Aside from the technology tools and other resources that make up the space, it’s wise to have a plan in terms of when students will use the space, how it will be shared, where funding will come from, and how students will demonstrate what they are learning.
A makerspace is loosely defined as an area in which people–in this case, students and educators–use creativity, technology and computing to work on different projects and ideas, said October Smith, the K-12 science coordinator in Lamar Consolidated ISD, during a TCEA 2017 session.…Read More
White House competition is giving schools the chance to design and realize the perfect makerspace
A new Department of Education-sponsored challenge is letting high school students design the makerspace of their dreams — with $200,000 going to as many as 10 winning schools to help turn their plans into reality.
For the challenge, entrants must sketch out their ideal makerspace and make it work within existing space already available. Successful makerspaces will focus not only on the tools (there are no requirements for specific pieces of technology) but on the process of manufacturing, testing, and demonstrating ideas. Part of the challenge will be turning traditional school spaces, such as libraries or classroom, into modern makerspaces, which can be shared by students and staff alike. Students will also need to consider how their model can be scaled and replicated by other schools.…Read More
Explore a collaborative makerspace where students design the space and take charge of their learning
Ed. note: This year the editors selected ten stories we believe either highlighted an important issue in 2015 and/or signaled the beginning of an escalating trend or issue for 2016 (look for No. 1 on Dec. 31). The modern makerspace exploded this year, popping up in schools across the country and snagging a spot on the New Media Consortium’s Horizon Report as a trend to watch. In this piece, educator Abbe Waldron takes the concept further, using students to lead the transformation.
Whether you know it or not, your students are already making things outside of school. From digital animation and programming to video production and duct tape crafts, it’s surprising the number of outlets students have found to vent their creativity.

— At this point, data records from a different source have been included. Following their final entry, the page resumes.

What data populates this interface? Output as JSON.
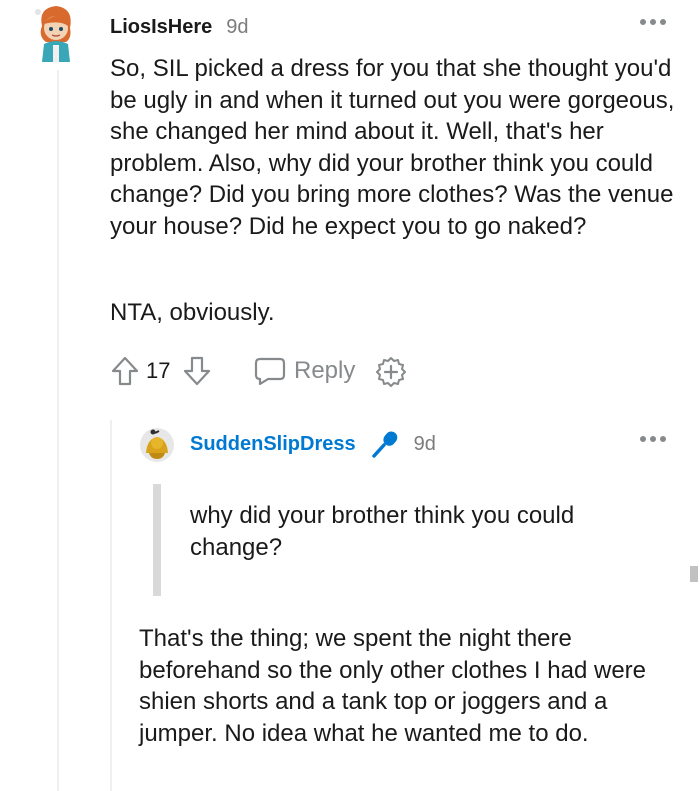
{
  "comment": {
    "username": "LiosIsHere",
    "time": "9d",
    "paragraphs": [
      "So, SIL picked a dress for you that she thought you'd be ugly in and when it turned out you were gorgeous, she changed her mind about it. Well, that's her problem. Also, why did your brother think you could change? Did you bring more clothes? Was the venue your house? Did he expect you to go naked?",
      "NTA, obviously."
    ],
    "votes": "17",
    "reply_label": "Reply"
  },
  "reply": {
    "username": "SuddenSlipDress",
    "time": "9d",
    "quote": "why did your brother think you could change?",
    "text": "That's the thing; we spent the night there beforehand so the only other clothes I had were shien shorts and a tank top or joggers and a jumper. No idea what he wanted me to do."
  },
  "icons": {
    "more": "more-dots-icon",
    "upvote": "arrow-up-icon",
    "downvote": "arrow-down-icon",
    "reply": "speech-bubble-icon",
    "award": "award-plus-icon",
    "op": "microphone-icon"
  },
  "colors": {
    "op_username": "#0079d3",
    "muted": "#7c7c7c",
    "icon_gray": "#878a8c"
  }
}
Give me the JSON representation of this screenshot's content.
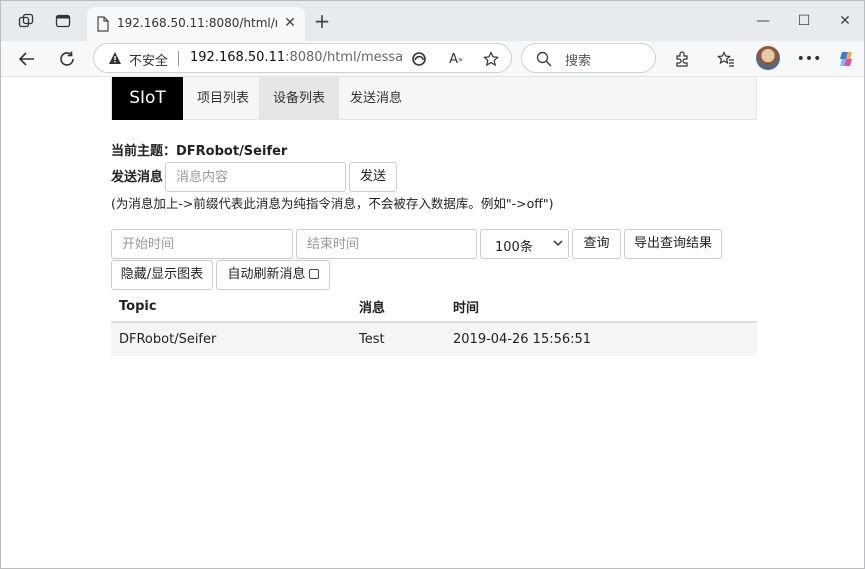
{
  "browser": {
    "tab_title": "192.168.50.11:8080/html/messages.html",
    "address": {
      "insecure_label": "不安全",
      "url_host": "192.168.50.11",
      "url_rest": ":8080/html/messages..."
    },
    "search_placeholder": "搜索",
    "icons": {
      "workspaces": "workspaces-icon",
      "tab_actions": "tab-actions-icon",
      "reload": "reload-icon",
      "back": "back-arrow-icon"
    }
  },
  "page": {
    "nav": {
      "brand": "SIoT",
      "items": [
        {
          "label": "项目列表",
          "active": false
        },
        {
          "label": "设备列表",
          "active": true
        },
        {
          "label": "发送消息",
          "active": false
        }
      ]
    },
    "subject": "当前主题：DFRobot/Seifer",
    "send": {
      "label": "发送消息",
      "input_placeholder": "消息内容",
      "button": "发送"
    },
    "hint": "(为消息加上->前缀代表此消息为纯指令消息，不会被存入数据库。例如\"->off\")",
    "query": {
      "start_placeholder": "开始时间",
      "end_placeholder": "结束时间",
      "limit_selected": "100条",
      "query_button": "查询",
      "export_button": "导出查询结果",
      "toggle_chart_button": "隐藏/显示图表",
      "auto_refresh_label": "自动刷新消息"
    },
    "table": {
      "headers": [
        "Topic",
        "消息",
        "时间"
      ],
      "rows": [
        {
          "topic": "DFRobot/Seifer",
          "message": "Test",
          "time": "2019-04-26 15:56:51"
        }
      ]
    }
  }
}
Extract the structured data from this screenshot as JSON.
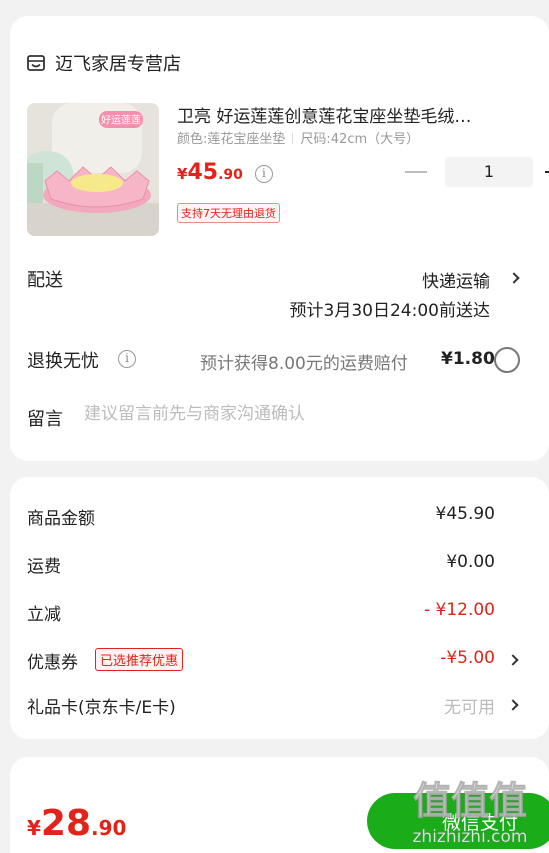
{
  "store": {
    "name": "迈飞家居专营店"
  },
  "product": {
    "title": "卫亮 好运莲莲创意莲花宝座坐垫毛绒…",
    "spec_color": "颜色:莲花宝座坐垫",
    "spec_size": "尺码:42cm（大号）",
    "image_badge": "好运莲莲",
    "price_currency": "¥",
    "price_integer": "45",
    "price_decimal": ".90",
    "info_icon": "i",
    "quantity": "1",
    "return_tag": "支持7天无理由退货"
  },
  "shipping": {
    "label": "配送",
    "method": "快递运输",
    "eta": "预计3月30日24:00前送达"
  },
  "returns": {
    "label": "退换无忧",
    "info_icon": "i",
    "description": "预计获得8.00元的运费赔付",
    "price": "¥1.80"
  },
  "note": {
    "label": "留言",
    "placeholder": "建议留言前先与商家沟通确认"
  },
  "summary": {
    "goods_label": "商品金额",
    "goods_value": "¥45.90",
    "freight_label": "运费",
    "freight_value": "¥0.00",
    "discount_label": "立减",
    "discount_value": "- ¥12.00",
    "coupon_label": "优惠券",
    "coupon_tag": "已选推荐优惠",
    "coupon_value": "-¥5.00",
    "giftcard_label": "礼品卡(京东卡/E卡)",
    "giftcard_value": "无可用"
  },
  "checkout": {
    "total_currency": "¥",
    "total_integer": "28",
    "total_decimal": ".90",
    "pay_button": "微信支付"
  },
  "watermark": {
    "logo_text": "值值值",
    "site": "zhizhizhi.com"
  },
  "colors": {
    "accent_red": "#e2231a",
    "pay_green": "#1aad19",
    "background": "#f2f2f2"
  }
}
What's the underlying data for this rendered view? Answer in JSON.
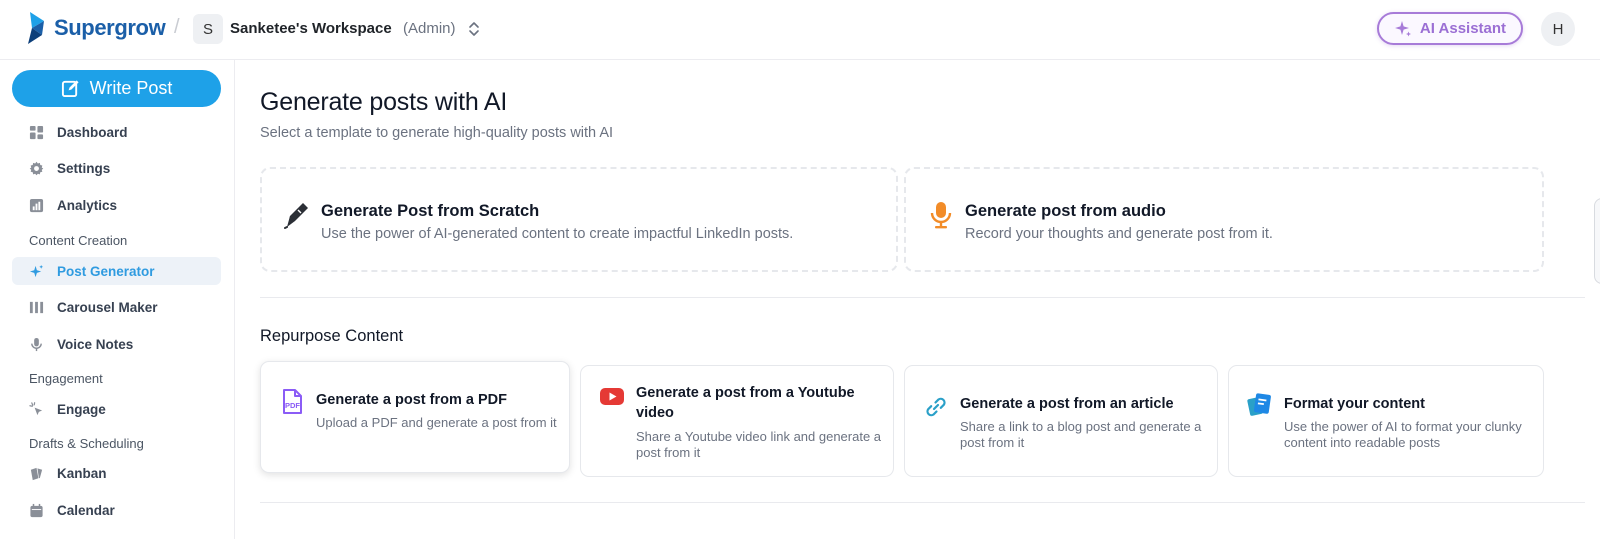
{
  "brand": {
    "name": "Supergrow"
  },
  "workspace": {
    "initial": "S",
    "name": "Sanketee's Workspace",
    "role": "(Admin)"
  },
  "header": {
    "ai_assistant_label": "AI Assistant",
    "user_initial": "H"
  },
  "sidebar": {
    "write_post_label": "Write Post",
    "items": [
      {
        "label": "Dashboard",
        "icon": "dashboard-icon"
      },
      {
        "label": "Settings",
        "icon": "gear-icon"
      },
      {
        "label": "Analytics",
        "icon": "bar-chart-icon"
      },
      {
        "label": "Post Generator",
        "icon": "sparkle-icon",
        "active": true
      },
      {
        "label": "Carousel Maker",
        "icon": "columns-icon"
      },
      {
        "label": "Voice Notes",
        "icon": "microphone-icon"
      },
      {
        "label": "Engage",
        "icon": "cursor-click-icon"
      },
      {
        "label": "Kanban",
        "icon": "cards-icon"
      },
      {
        "label": "Calendar",
        "icon": "calendar-icon"
      }
    ],
    "sections": [
      "Content Creation",
      "Engagement",
      "Drafts & Scheduling"
    ]
  },
  "main": {
    "title": "Generate posts with AI",
    "subtitle": "Select a template to generate high-quality posts with AI",
    "primary_cards": [
      {
        "title": "Generate Post from Scratch",
        "desc": "Use the power of AI-generated content to create impactful LinkedIn posts.",
        "icon": "pen-icon"
      },
      {
        "title": "Generate post from audio",
        "desc": "Record your thoughts and generate post from it.",
        "icon": "microphone-icon"
      }
    ],
    "repurpose_title": "Repurpose Content",
    "repurpose_cards": [
      {
        "title": "Generate a post from a PDF",
        "desc": "Upload a PDF and generate a post from it",
        "icon": "pdf-file-icon"
      },
      {
        "title": "Generate a post from a Youtube video",
        "desc": "Share a Youtube video link and generate a post from it",
        "icon": "youtube-icon"
      },
      {
        "title": "Generate a post from an article",
        "desc": "Share a link to a blog post and generate a post from it",
        "icon": "link-icon"
      },
      {
        "title": "Format your content",
        "desc": "Use the power of AI to format your clunky content into readable posts",
        "icon": "format-icon"
      }
    ]
  },
  "colors": {
    "brand_blue": "#1b5fa8",
    "primary": "#1ea1e8",
    "ai_purple": "#9b6fd4",
    "active_bg": "#edf2f8",
    "youtube_red": "#e53935",
    "audio_orange": "#f28c28"
  }
}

So I learned when my school, Wamogo Regional High, decided to harness this expression productively by designing a student-centered makerspace for collaboration, creation, and problem-solving. We wanted a place where students could access materials, equipment and supplies to explore their interests and take on new challenges. And we wanted to create an environment where students could extend their learning, take risks, and build capacity as leaders.…Read More
Microcontroller programming is useful but complicated for makers. New tools can make it accessible to all
When I designed the curriculum for my middle school Physical Computing course, I envisioned microcontroller programming as the pinnacle of student progress in the course. A microcontroller is essentially a tiny computer on a circuit board. They usually retail for under $50, and they allow students to connect sensors, motors, LEDs, and other electronics connected to IO pins by writing code and uploading their code to the board. Arduinos, Humming Birds, and Raspberry Pis are examples of popular microcontrollers.
I felt that if I could get my students to the point where they could read sensor input from the physical world, process that data on an Arduino board, and execute instructions based on it, they would have developed a great understanding of the fundamentals of the course. I felt that these skills would transfer to nearly any electronics task, and with additional research, my students would be able to invent and build nearly anything they wanted to.
The problem is that microcontroller programming is complicated in several ways. Also, unlike the video game controllers or battery powered cars that students were building earlier in the course, the concept of what an Arduino board is, what it does, and why they should care, is completely foreign to most students.…Read More